Whenever a line in the material below includes "address", copy that line.

^^^^^^^^

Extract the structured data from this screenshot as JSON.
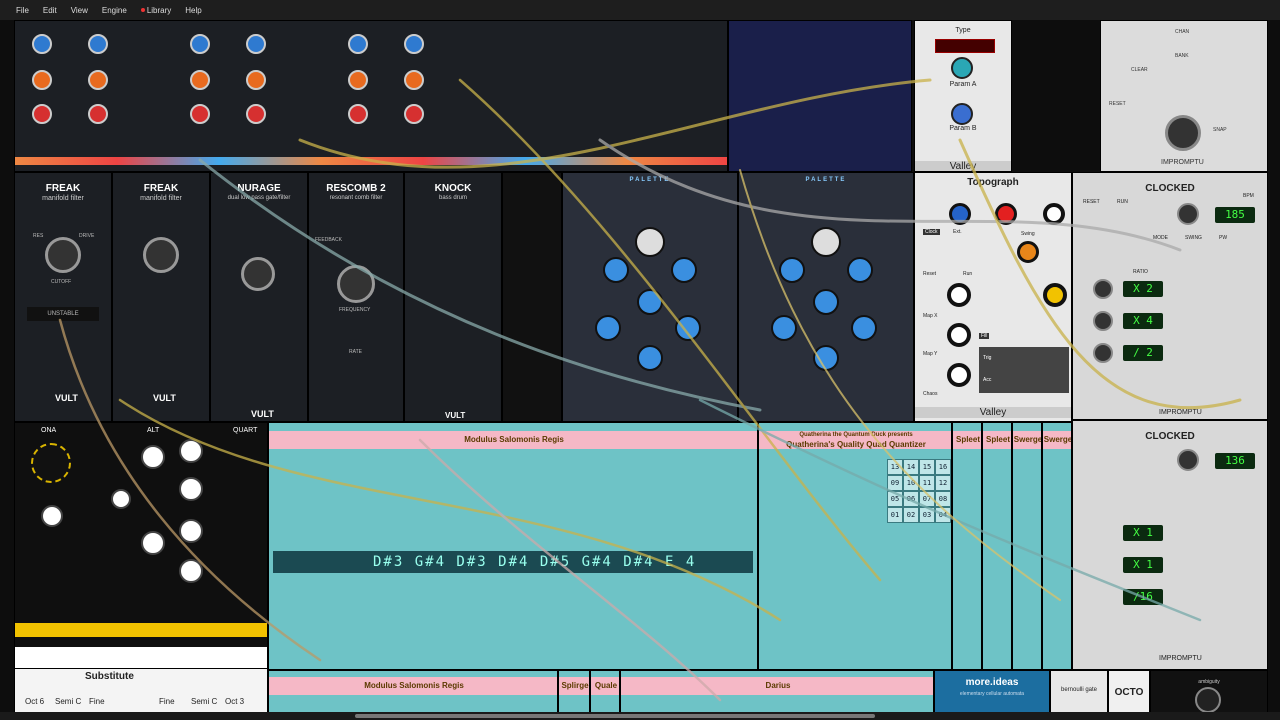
{
  "menu": {
    "file": "File",
    "edit": "Edit",
    "view": "View",
    "engine": "Engine",
    "library": "Library",
    "help": "Help"
  },
  "modules": {
    "freak1": {
      "title": "FREAK",
      "sub": "manifold filter",
      "brand": "VULT",
      "res": "RES",
      "drive": "DRIVE",
      "cutoff": "CUTOFF",
      "display": "UNSTABLE"
    },
    "freak2": {
      "title": "FREAK",
      "sub": "manifold filter",
      "brand": "VULT"
    },
    "nurage": {
      "title": "NURAGE",
      "sub": "dual low pass gate/filter",
      "brand": "VULT"
    },
    "rescomb": {
      "title": "RESCOMB 2",
      "sub": "resonant comb filter",
      "feedback": "FEEDBACK",
      "frequency": "FREQUENCY",
      "rate": "RATE"
    },
    "knock": {
      "title": "KNOCK",
      "sub": "bass drum",
      "brand": "VULT"
    },
    "palette1": {
      "title": "PALETTE"
    },
    "palette2": {
      "title": "PALETTE"
    },
    "valley_top": {
      "title": "Valley",
      "type": "Type",
      "param_a": "Param A",
      "param_b": "Param B"
    },
    "topograph": {
      "title": "Topograph",
      "clock": "Clock",
      "ext": "Ext.",
      "swing": "Swing",
      "reset": "Reset",
      "run": "Run",
      "mapx": "Map X",
      "mapy": "Map Y",
      "chaos": "Chaos",
      "fill": "Fill",
      "trig": "Trig",
      "acc": "Acc",
      "brand": "Valley"
    },
    "clocked1": {
      "title": "CLOCKED",
      "bpm_label": "BPM",
      "bpm": "185",
      "reset": "RESET",
      "run": "RUN",
      "mode": "MODE",
      "swing": "SWING",
      "pw": "PW",
      "ratio": "RATIO",
      "r1": "X 2",
      "r2": "X 4",
      "r3": "/ 2",
      "brand": "IMPROMPTU"
    },
    "clocked2": {
      "title": "CLOCKED",
      "bpm": "136",
      "r1": "X 1",
      "r2": "X 1",
      "r3": "/16",
      "brand": "IMPROMPTU"
    },
    "impromptu_top": {
      "chan": "CHAN",
      "bank": "BANK",
      "clear": "CLEAR",
      "reset": "RESET",
      "snap": "SNAP",
      "brand": "IMPROMPTU"
    },
    "modulus": {
      "title": "Modulus Salomonis Regis",
      "seq": "D#3  G#4  D#3  D#4  D#5  G#4  D#4  E 4"
    },
    "quatherina": {
      "subtitle": "Quatherina the Quantum Duck presents",
      "title": "Quatherina's Quality Quad Quantizer",
      "grid": [
        "13",
        "14",
        "15",
        "16",
        "09",
        "10",
        "11",
        "12",
        "05",
        "06",
        "07",
        "08",
        "01",
        "02",
        "03",
        "04"
      ]
    },
    "spleet1": {
      "title": "Spleet"
    },
    "spleet2": {
      "title": "Spleet"
    },
    "swerge1": {
      "title": "Swerge"
    },
    "swerge2": {
      "title": "Swerge"
    },
    "substitute": {
      "title": "Substitute",
      "ona": "ONA",
      "alt": "ALT",
      "quart": "QUART",
      "oct": "Oct 6",
      "semi": "Semi C",
      "fine": "Fine",
      "fine2": "Fine",
      "semi2": "Semi C",
      "oct2": "Oct 3"
    },
    "bottom": {
      "modulus2": "Modulus Salomonis Regis",
      "splirge": "Splirge",
      "quale": "Quale",
      "darius": "Darius",
      "moreideas": "more.ideas",
      "moreideas_sub": "elementary cellular automata",
      "bernoulli": "bernoulli gate",
      "octo": "OCTO",
      "ambiguity": "ambiguity"
    }
  },
  "colors": {
    "vult_bg": "#1c1f24",
    "teal": "#6ec3c6",
    "pink": "#f5b8c6",
    "palette_bg": "#2a2f3a",
    "blue_knob": "#3a8fe0",
    "gold": "#d9b400",
    "impromptu_bg": "#d8d8d8"
  },
  "view": {
    "zoom": "100"
  }
}
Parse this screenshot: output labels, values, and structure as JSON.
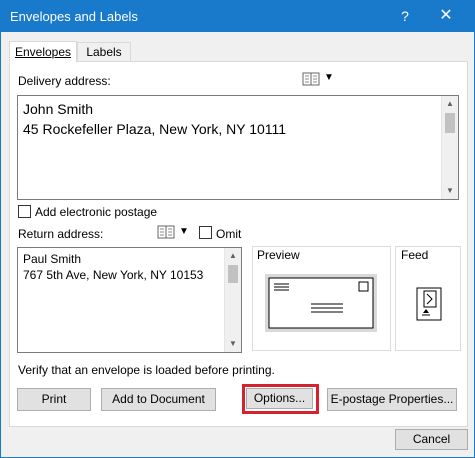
{
  "window": {
    "title": "Envelopes and Labels",
    "help": "?",
    "close": "✕"
  },
  "tabs": [
    {
      "label": "Envelopes",
      "active": true
    },
    {
      "label": "Labels",
      "active": false
    }
  ],
  "delivery": {
    "label": "Delivery address:",
    "text": "John Smith\n45 Rockefeller Plaza, New York, NY 10111"
  },
  "postage": {
    "label": "Add electronic postage",
    "checked": false
  },
  "return": {
    "label": "Return address:",
    "omit_label": "Omit",
    "omit_checked": false,
    "text": "Paul Smith\n767 5th Ave, New York, NY 10153"
  },
  "preview": {
    "label": "Preview"
  },
  "feed": {
    "label": "Feed"
  },
  "verify_text": "Verify that an envelope is loaded before printing.",
  "buttons": {
    "print": "Print",
    "add_to_document": "Add to Document",
    "options": "Options...",
    "epostage": "E-postage Properties...",
    "cancel": "Cancel"
  },
  "icons": {
    "address_book": "address-book-icon",
    "dropdown": "chevron-down-icon",
    "envelope_preview": "envelope-preview-icon",
    "feed": "envelope-feed-icon"
  },
  "colors": {
    "titlebar": "#1979ca",
    "highlight": "#d6212f"
  }
}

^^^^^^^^

Answer space:
    "label": "Delivery address:",
    "label": "Return address:",
    "address_book": "address-book-icon",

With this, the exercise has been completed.